As for the humans, they’re a motley assortment of new and returning spectators. The once more sprawling ensemble has been whittled down to an earnest scientist (Rebecca Hall), a jaunty veterinarian (Dan Stevens), a neurotic comic-relief podcaster (Causeway‘s Brian Tyree Henry), and the last daughter of Skull Island (Kaylee Hottle), whose orphanhood mirrors Kong’s. Can you really blame Millie Bobby Brown, among others, for jumping ship? There’s little for an actor to do in these movies but spout pseudoscience or quips. While Godzilla Minus One proved it was possible to care about the people in a giant-monster movie, The New Empire can’t even be bothered to make it seem like the performers are occupying the same universe as their CGI co-stars. Never once do they convincingly interact with the monsters they won’t shut up about.

A man and a woman stand in front of a building on Godzilla x King Kong: The New Empire.
Warner Bros.

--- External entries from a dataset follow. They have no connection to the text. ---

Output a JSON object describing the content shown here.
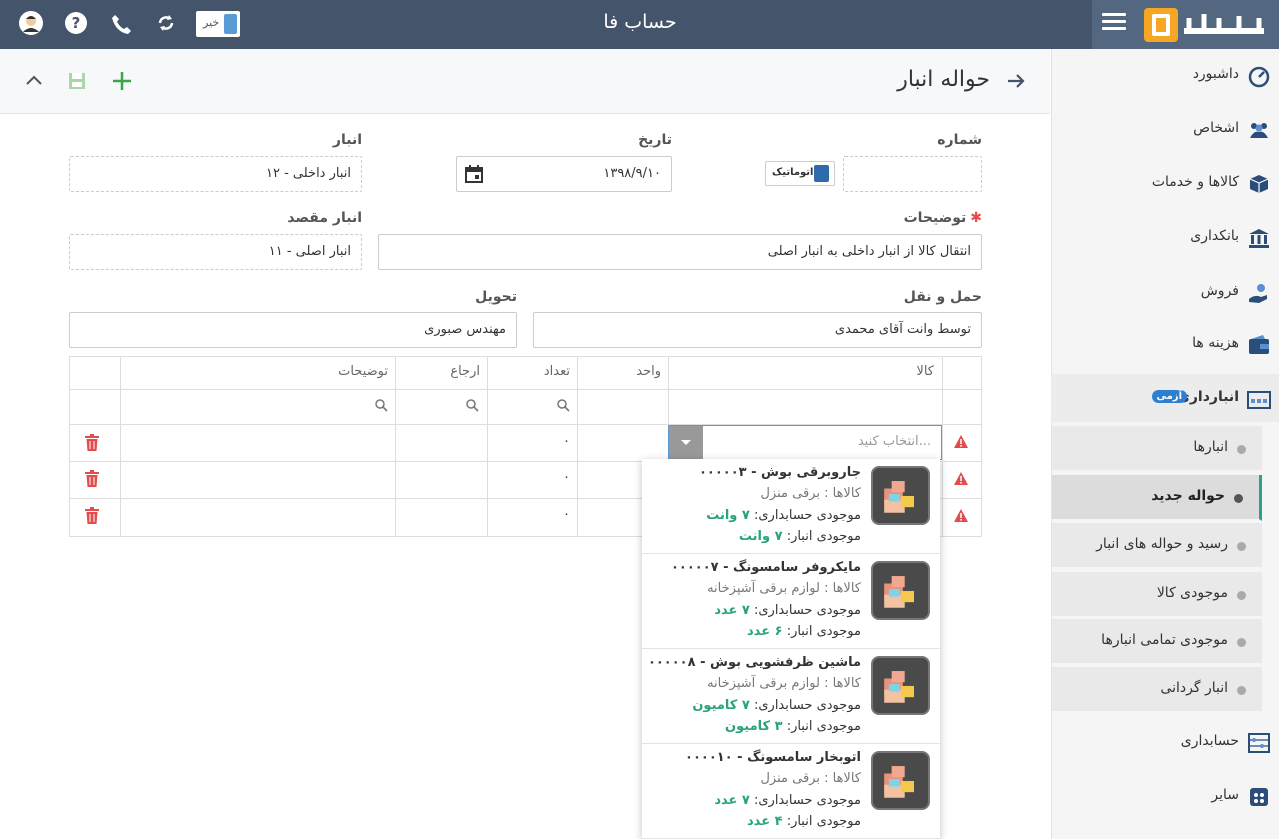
{
  "app": {
    "title": "حساب فا",
    "logo_text": "حساب فا",
    "lang_flag": "خیر"
  },
  "sidebar": {
    "items": [
      {
        "label": "داشبورد"
      },
      {
        "label": "اشخاص"
      },
      {
        "label": "کالاها و خدمات"
      },
      {
        "label": "بانکداری"
      },
      {
        "label": "فروش"
      },
      {
        "label": "هزینه ها"
      },
      {
        "label": "انبارداری"
      },
      {
        "label": "حسابداری"
      },
      {
        "label": "سایر"
      }
    ],
    "badge": "آزمی",
    "subitems": [
      {
        "label": "انبارها"
      },
      {
        "label": "حواله جدید"
      },
      {
        "label": "رسید و حواله های انبار"
      },
      {
        "label": "موجودی کالا"
      },
      {
        "label": "موجودی تمامی انبارها"
      },
      {
        "label": "انبار گردانی"
      }
    ]
  },
  "page": {
    "title": "حواله انبار"
  },
  "form": {
    "number_label": "شماره",
    "number_value": "",
    "auto_label": "اتوماتیک",
    "date_label": "تاریخ",
    "date_value": "۱۳۹۸/۹/۱۰",
    "warehouse_label": "انبار",
    "warehouse_value": "۱۲ - انبار داخلی",
    "desc_label": "توضیحات",
    "desc_value": "انتقال کالا از انبار داخلی به انبار اصلی",
    "dest_label": "انبار مقصد",
    "dest_value": "۱۱ - انبار اصلی",
    "transport_label": "حمل و نقل",
    "transport_value": "توسط وانت آقای محمدی",
    "delivery_label": "تحویل",
    "delivery_value": "مهندس صبوری"
  },
  "grid": {
    "columns": {
      "item": "کالا",
      "unit": "واحد",
      "qty": "تعداد",
      "ref": "ارجاع",
      "desc": "توضیحات"
    },
    "rows": [
      {
        "qty": "۰"
      },
      {
        "qty": "۰"
      },
      {
        "qty": "۰"
      }
    ],
    "select_placeholder": "انتخاب کنید..."
  },
  "dropdown": {
    "options": [
      {
        "code": "۰۰۰۰۰۳",
        "name": "جاروبرقی بوش",
        "category": "کالاها : برقی منزل",
        "acc_label": "موجودی حسابداری:",
        "acc_value": "۷ وانت",
        "wh_label": "موجودی انبار:",
        "wh_value": "۷ وانت"
      },
      {
        "code": "۰۰۰۰۰۷",
        "name": "مایکروفر سامسونگ",
        "category": "کالاها : لوازم برقی آشپزخانه",
        "acc_label": "موجودی حسابداری:",
        "acc_value": "۷ عدد",
        "wh_label": "موجودی انبار:",
        "wh_value": "۶ عدد"
      },
      {
        "code": "۰۰۰۰۰۸",
        "name": "ماشین ظرفشویی بوش",
        "category": "کالاها : لوازم برقی آشپزخانه",
        "acc_label": "موجودی حسابداری:",
        "acc_value": "۷ کامیون",
        "wh_label": "موجودی انبار:",
        "wh_value": "۳ کامیون"
      },
      {
        "code": "۰۰۰۰۱۰",
        "name": "اتوبخار سامسونگ",
        "category": "کالاها : برقی منزل",
        "acc_label": "موجودی حسابداری:",
        "acc_value": "۷ عدد",
        "wh_label": "موجودی انبار:",
        "wh_value": "۴ عدد"
      }
    ]
  }
}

Not that the kaiju stuff is any better. The underwhelming effects give you new appreciation for what Godzilla Minus One did at a fraction of the cost. And the spectacle succumbs to what we might now call the Quantumania problem, shrinking away the fun of the material by removing any sense of scale. What’s the point of making a movie about creatures of skyscraper stature if you’re not going to emphasize their size through contrast? Setting the action primarily within a jungle landscape, away from throngs of puny humans, misplaces the lizard-brain appeal of a Godzilla movie. Even when the action shifts to a metropolitan arena, Wingard deflatingly opts for medium shots that fail to convey just how damn large these warring titans are meant to be.

Edwards knew better. For all his 2014 Godzilla divisively denied the audience instant gratification, it was a triumph of scale; by shooting the carnage from the ground and framing it through a terrified civilian perspective, he made the monsters look unfathomably massive — and in their computergenerated way, almost real, too. The sequels, supposedly course correcting away from the restraint of that franchise-launching hit, have delivered bigger doses of prehistoric combat, the dumb fun we were said to have been deprived. But they’ve also tacked steadily away from anything resembling grandeur. The New Empire is a new low in that respect. It’s big in a very small way.

Godzilla x Kong: The New Empire opens in theaters everywhere Friday, March 29. For more of A.A. Dowd’s writing, visit his Authory page.

Editors’ Recommendations